## Your assignment
Your task is to output the listing exactly, leaving every image out.

= = = = = = =

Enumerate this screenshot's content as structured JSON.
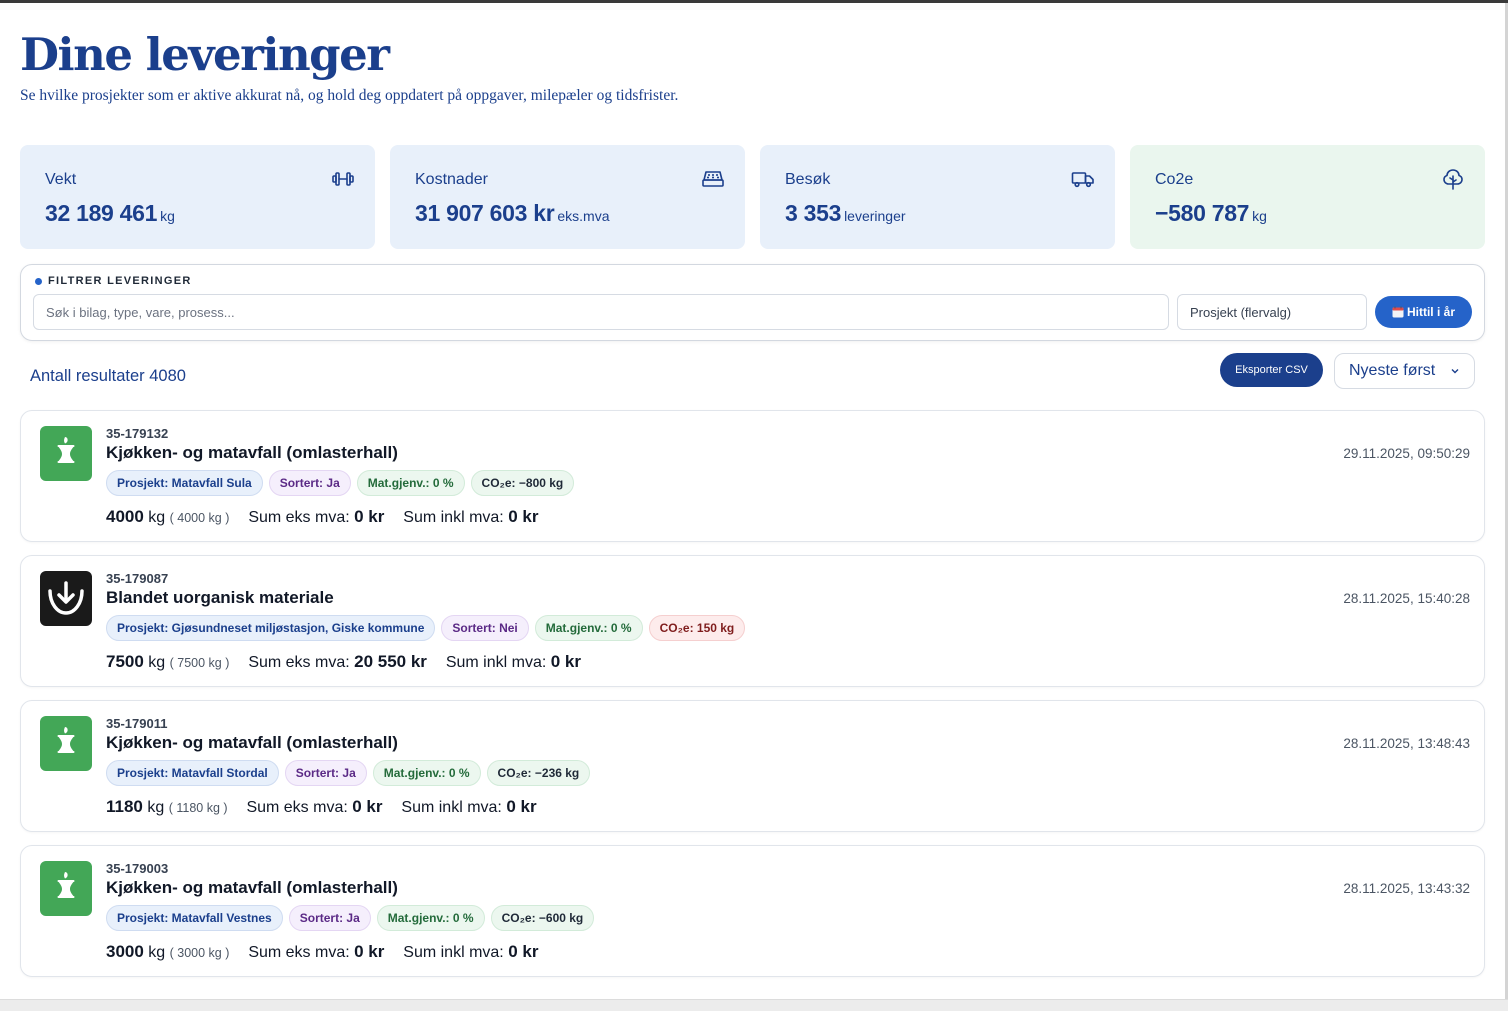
{
  "header": {
    "title": "Dine leveringer",
    "subtitle": "Se hvilke prosjekter som er aktive akkurat nå, og hold deg oppdatert på oppgaver, milepæler og tidsfrister."
  },
  "stats": [
    {
      "label": "Vekt",
      "value": "32 189 461",
      "unit": "kg",
      "icon": "dumbbell-icon"
    },
    {
      "label": "Kostnader",
      "value": "31 907 603 kr",
      "unit": "eks.mva",
      "icon": "cash-register-icon"
    },
    {
      "label": "Besøk",
      "value": "3 353",
      "unit": "leveringer",
      "icon": "truck-icon"
    },
    {
      "label": "Co2e",
      "value": "−580 787",
      "unit": "kg",
      "icon": "tree-icon",
      "accent": "#eaf6ee"
    }
  ],
  "filter": {
    "title": "FILTRER LEVERINGER",
    "search_placeholder": "Søk i bilag, type, vare, prosess...",
    "project_placeholder": "Prosjekt (flervalg)",
    "date_button": "Hittil i år"
  },
  "results": {
    "count_label": "Antall resultater 4080",
    "export_label": "Eksporter CSV",
    "sort_value": "Nyeste først"
  },
  "colors": {
    "brand": "#1b3f8c",
    "accent": "#2563c9",
    "food_waste": "#43a757"
  },
  "deliveries": [
    {
      "ref": "35-179132",
      "title": "Kjøkken- og matavfall (omlasterhall)",
      "date": "29.11.2025, 09:50:29",
      "icon": "apple-core-icon",
      "project": "Prosjekt:  Matavfall Sula",
      "sorted": "Sortert:  Ja",
      "mat": "Mat.gjenv.:  0  %",
      "co2": "CO₂e:  −800  kg",
      "co2_positive": false,
      "weight": "4000",
      "weight_unit": "kg",
      "weight_detail": "( 4000 kg )",
      "sum_ex_label": "Sum eks mva:",
      "sum_ex": "0 kr",
      "sum_inc_label": "Sum inkl mva:",
      "sum_inc": "0 kr"
    },
    {
      "ref": "35-179087",
      "title": "Blandet uorganisk materiale",
      "date": "28.11.2025, 15:40:28",
      "icon": "mixed-waste-icon",
      "project": "Prosjekt:  Gjøsundneset miljøstasjon, Giske kommune",
      "sorted": "Sortert:  Nei",
      "mat": "Mat.gjenv.:  0  %",
      "co2": "CO₂e:  150  kg",
      "co2_positive": true,
      "weight": "7500",
      "weight_unit": "kg",
      "weight_detail": "( 7500 kg )",
      "sum_ex_label": "Sum eks mva:",
      "sum_ex": "20 550 kr",
      "sum_inc_label": "Sum inkl mva:",
      "sum_inc": "0 kr"
    },
    {
      "ref": "35-179011",
      "title": "Kjøkken- og matavfall (omlasterhall)",
      "date": "28.11.2025, 13:48:43",
      "icon": "apple-core-icon",
      "project": "Prosjekt:  Matavfall Stordal",
      "sorted": "Sortert:  Ja",
      "mat": "Mat.gjenv.:  0  %",
      "co2": "CO₂e:  −236  kg",
      "co2_positive": false,
      "weight": "1180",
      "weight_unit": "kg",
      "weight_detail": "( 1180 kg )",
      "sum_ex_label": "Sum eks mva:",
      "sum_ex": "0 kr",
      "sum_inc_label": "Sum inkl mva:",
      "sum_inc": "0 kr"
    },
    {
      "ref": "35-179003",
      "title": "Kjøkken- og matavfall (omlasterhall)",
      "date": "28.11.2025, 13:43:32",
      "icon": "apple-core-icon",
      "project": "Prosjekt:  Matavfall Vestnes",
      "sorted": "Sortert:  Ja",
      "mat": "Mat.gjenv.:  0  %",
      "co2": "CO₂e:  −600  kg",
      "co2_positive": false,
      "weight": "3000",
      "weight_unit": "kg",
      "weight_detail": "( 3000 kg )",
      "sum_ex_label": "Sum eks mva:",
      "sum_ex": "0 kr",
      "sum_inc_label": "Sum inkl mva:",
      "sum_inc": "0 kr"
    }
  ]
}
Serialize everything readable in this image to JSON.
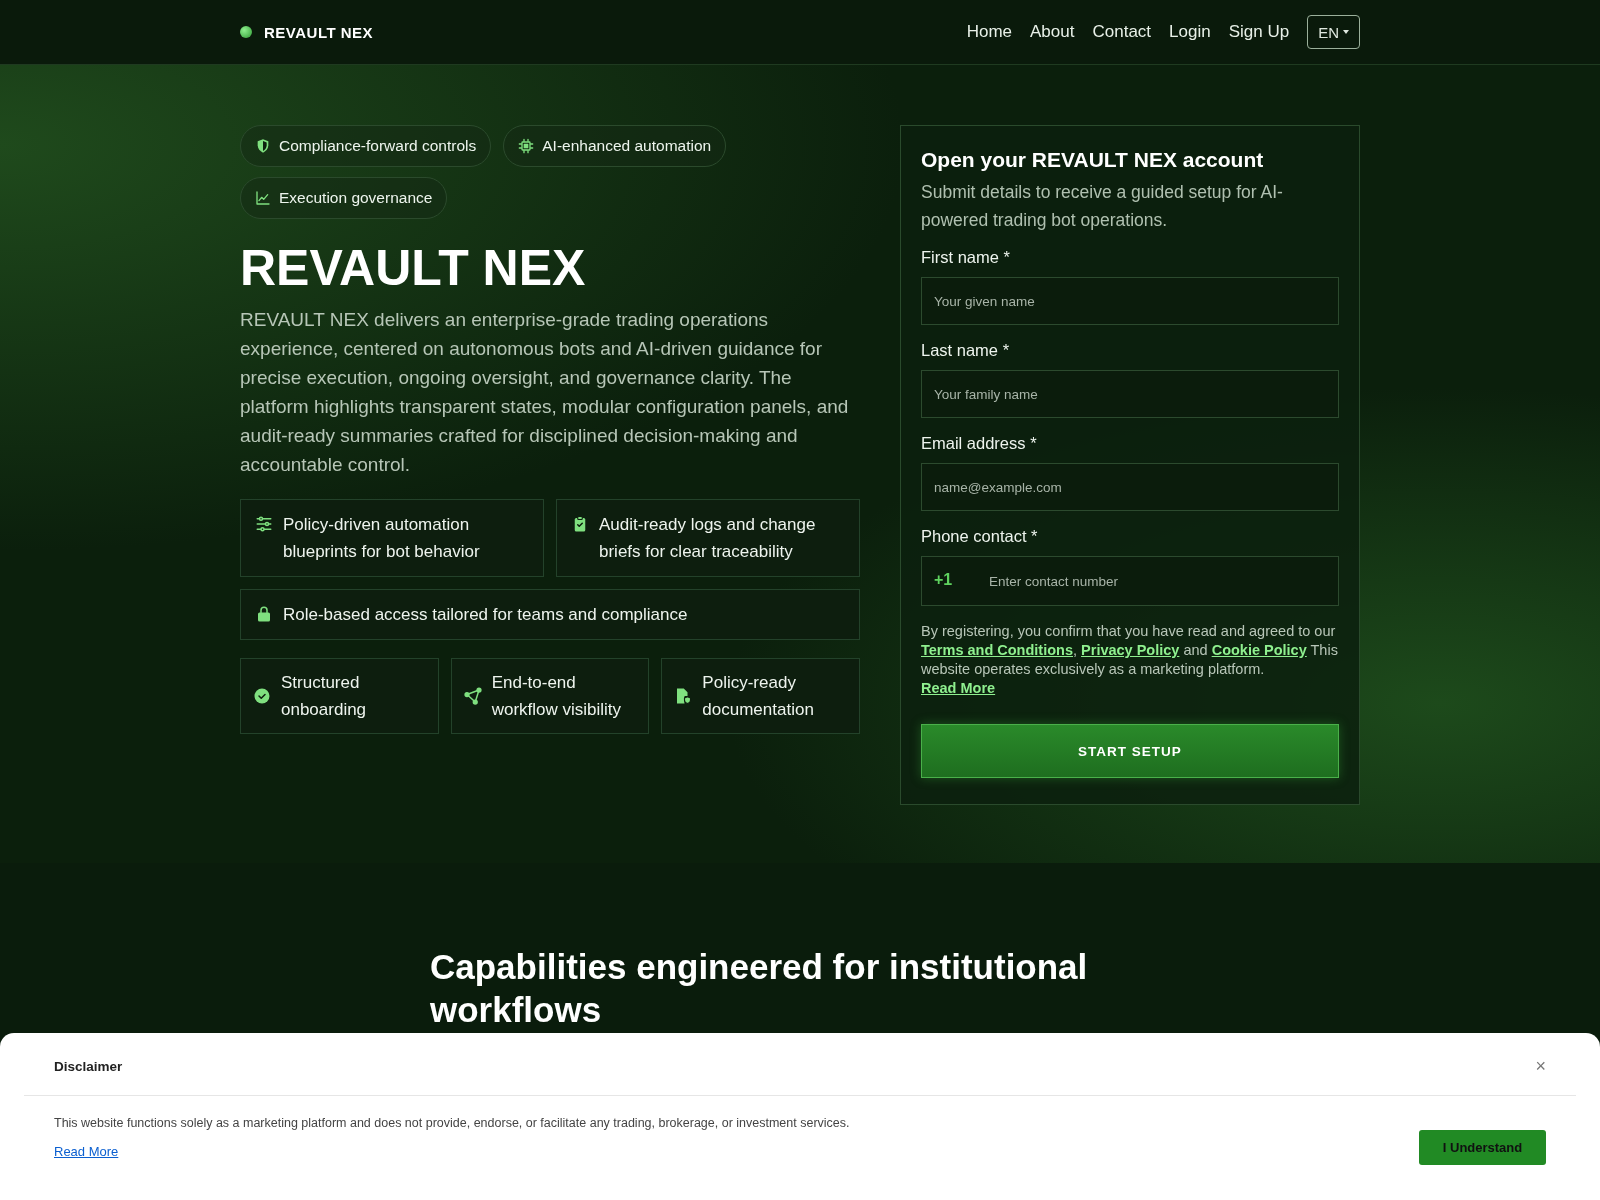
{
  "nav": {
    "brand": "REVAULT NEX",
    "links": [
      "Home",
      "About",
      "Contact",
      "Login",
      "Sign Up"
    ],
    "language": "EN"
  },
  "hero": {
    "badges": [
      "Compliance-forward controls",
      "AI-enhanced automation",
      "Execution governance"
    ],
    "title": "REVAULT NEX",
    "description": "REVAULT NEX delivers an enterprise-grade trading operations experience, centered on autonomous bots and AI-driven guidance for precise execution, ongoing oversight, and governance clarity. The platform highlights transparent states, modular configuration panels, and audit-ready summaries crafted for disciplined decision-making and accountable control.",
    "feature_rows": [
      [
        "Policy-driven automation blueprints for bot behavior",
        "Audit-ready logs and change briefs for clear traceability"
      ],
      [
        "Role-based access tailored for teams and compliance"
      ],
      [
        "Structured onboarding",
        "End-to-end workflow visibility",
        "Policy-ready documentation"
      ]
    ]
  },
  "form": {
    "title": "Open your REVAULT NEX account",
    "subtitle": "Submit details to receive a guided setup for AI-powered trading bot operations.",
    "fields": [
      {
        "kind": "text",
        "label": "First name *",
        "placeholder": "Your given name"
      },
      {
        "kind": "text",
        "label": "Last name *",
        "placeholder": "Your family name"
      },
      {
        "kind": "text",
        "label": "Email address *",
        "placeholder": "name@example.com"
      },
      {
        "kind": "phone",
        "label": "Phone contact *",
        "prefix": "+1",
        "placeholder": "Enter contact number"
      }
    ],
    "consent": [
      {
        "kind": "text",
        "text": "By registering, you confirm that you have read and agreed to our "
      },
      {
        "kind": "link",
        "text": "Terms and Conditions"
      },
      {
        "kind": "text",
        "text": ", "
      },
      {
        "kind": "link",
        "text": "Privacy Policy"
      },
      {
        "kind": "text",
        "text": " and "
      },
      {
        "kind": "link",
        "text": "Cookie Policy"
      },
      {
        "kind": "text",
        "text": " This website operates exclusively as a marketing platform. "
      },
      {
        "kind": "link",
        "text": "Read More"
      }
    ],
    "submit": "START SETUP"
  },
  "capabilities": {
    "heading": "Capabilities engineered for institutional workflows"
  },
  "disclaimer": {
    "title": "Disclaimer",
    "close": "×",
    "text": "This website functions solely as a marketing platform and does not provide, endorse, or facilitate any trading, brokerage, or investment services.",
    "link": "Read More",
    "button": "I Understand"
  }
}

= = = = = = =

## Reply to the task
Enumerate this screenshot's content as structured JSON.
{
  "header": {
    "title": "Dine leveringer",
    "subtitle": "Se hvilke prosjekter som er aktive akkurat nå, og hold deg oppdatert på oppgaver, milepæler og tidsfrister."
  },
  "stats": [
    {
      "label": "Vekt",
      "value": "32 189 461",
      "unit": "kg",
      "icon": "dumbbell-icon"
    },
    {
      "label": "Kostnader",
      "value": "31 907 603 kr",
      "unit": "eks.mva",
      "icon": "cash-register-icon"
    },
    {
      "label": "Besøk",
      "value": "3 353",
      "unit": "leveringer",
      "icon": "truck-icon"
    },
    {
      "label": "Co2e",
      "value": "−580 787",
      "unit": "kg",
      "icon": "tree-icon",
      "accent": "#eaf6ee"
    }
  ],
  "filter": {
    "title": "FILTRER LEVERINGER",
    "search_placeholder": "Søk i bilag, type, vare, prosess...",
    "project_placeholder": "Prosjekt (flervalg)",
    "date_button": "Hittil i år"
  },
  "results": {
    "count_label": "Antall resultater 4080",
    "export_label": "Eksporter CSV",
    "sort_value": "Nyeste først"
  },
  "colors": {
    "brand": "#1b3f8c",
    "accent": "#2563c9",
    "food_waste": "#43a757"
  },
  "deliveries": [
    {
      "ref": "35-179132",
      "title": "Kjøkken- og matavfall (omlasterhall)",
      "date": "29.11.2025, 09:50:29",
      "icon": "apple-core-icon",
      "project": "Prosjekt:  Matavfall Sula",
      "sorted": "Sortert:  Ja",
      "mat": "Mat.gjenv.:  0  %",
      "co2": "CO₂e:  −800  kg",
      "co2_positive": false,
      "weight": "4000",
      "weight_unit": "kg",
      "weight_detail": "( 4000 kg )",
      "sum_ex_label": "Sum eks mva:",
      "sum_ex": "0 kr",
      "sum_inc_label": "Sum inkl mva:",
      "sum_inc": "0 kr"
    },
    {
      "ref": "35-179087",
      "title": "Blandet uorganisk materiale",
      "date": "28.11.2025, 15:40:28",
      "icon": "mixed-waste-icon",
      "project": "Prosjekt:  Gjøsundneset miljøstasjon, Giske kommune",
      "sorted": "Sortert:  Nei",
      "mat": "Mat.gjenv.:  0  %",
      "co2": "CO₂e:  150  kg",
      "co2_positive": true,
      "weight": "7500",
      "weight_unit": "kg",
      "weight_detail": "( 7500 kg )",
      "sum_ex_label": "Sum eks mva:",
      "sum_ex": "20 550 kr",
      "sum_inc_label": "Sum inkl mva:",
      "sum_inc": "0 kr"
    },
    {
      "ref": "35-179011",
      "title": "Kjøkken- og matavfall (omlasterhall)",
      "date": "28.11.2025, 13:48:43",
      "icon": "apple-core-icon",
      "project": "Prosjekt:  Matavfall Stordal",
      "sorted": "Sortert:  Ja",
      "mat": "Mat.gjenv.:  0  %",
      "co2": "CO₂e:  −236  kg",
      "co2_positive": false,
      "weight": "1180",
      "weight_unit": "kg",
      "weight_detail": "( 1180 kg )",
      "sum_ex_label": "Sum eks mva:",
      "sum_ex": "0 kr",
      "sum_inc_label": "Sum inkl mva:",
      "sum_inc": "0 kr"
    },
    {
      "ref": "35-179003",
      "title": "Kjøkken- og matavfall (omlasterhall)",
      "date": "28.11.2025, 13:43:32",
      "icon": "apple-core-icon",
      "project": "Prosjekt:  Matavfall Vestnes",
      "sorted": "Sortert:  Ja",
      "mat": "Mat.gjenv.:  0  %",
      "co2": "CO₂e:  −600  kg",
      "co2_positive": false,
      "weight": "3000",
      "weight_unit": "kg",
      "weight_detail": "( 3000 kg )",
      "sum_ex_label": "Sum eks mva:",
      "sum_ex": "0 kr",
      "sum_inc_label": "Sum inkl mva:",
      "sum_inc": "0 kr"
    }
  ]
}
Serialize everything readable in this image to JSON.
{
  "nav": {
    "brand": "REVAULT NEX",
    "links": [
      "Home",
      "About",
      "Contact",
      "Login",
      "Sign Up"
    ],
    "language": "EN"
  },
  "hero": {
    "badges": [
      "Compliance-forward controls",
      "AI-enhanced automation",
      "Execution governance"
    ],
    "title": "REVAULT NEX",
    "description": "REVAULT NEX delivers an enterprise-grade trading operations experience, centered on autonomous bots and AI-driven guidance for precise execution, ongoing oversight, and governance clarity. The platform highlights transparent states, modular configuration panels, and audit-ready summaries crafted for disciplined decision-making and accountable control.",
    "feature_rows": [
      [
        "Policy-driven automation blueprints for bot behavior",
        "Audit-ready logs and change briefs for clear traceability"
      ],
      [
        "Role-based access tailored for teams and compliance"
      ],
      [
        "Structured onboarding",
        "End-to-end workflow visibility",
        "Policy-ready documentation"
      ]
    ]
  },
  "form": {
    "title": "Open your REVAULT NEX account",
    "subtitle": "Submit details to receive a guided setup for AI-powered trading bot operations.",
    "fields": [
      {
        "kind": "text",
        "label": "First name *",
        "placeholder": "Your given name"
      },
      {
        "kind": "text",
        "label": "Last name *",
        "placeholder": "Your family name"
      },
      {
        "kind": "text",
        "label": "Email address *",
        "placeholder": "name@example.com"
      },
      {
        "kind": "phone",
        "label": "Phone contact *",
        "prefix": "+1",
        "placeholder": "Enter contact number"
      }
    ],
    "consent": [
      {
        "kind": "text",
        "text": "By registering, you confirm that you have read and agreed to our "
      },
      {
        "kind": "link",
        "text": "Terms and Conditions"
      },
      {
        "kind": "text",
        "text": ", "
      },
      {
        "kind": "link",
        "text": "Privacy Policy"
      },
      {
        "kind": "text",
        "text": " and "
      },
      {
        "kind": "link",
        "text": "Cookie Policy"
      },
      {
        "kind": "text",
        "text": " This website operates exclusively as a marketing platform. "
      },
      {
        "kind": "link",
        "text": "Read More"
      }
    ],
    "submit": "START SETUP"
  },
  "capabilities": {
    "heading": "Capabilities engineered for institutional workflows"
  },
  "disclaimer": {
    "title": "Disclaimer",
    "close": "×",
    "text": "This website functions solely as a marketing platform and does not provide, endorse, or facilitate any trading, brokerage, or investment services.",
    "link": "Read More",
    "button": "I Understand"
  }
}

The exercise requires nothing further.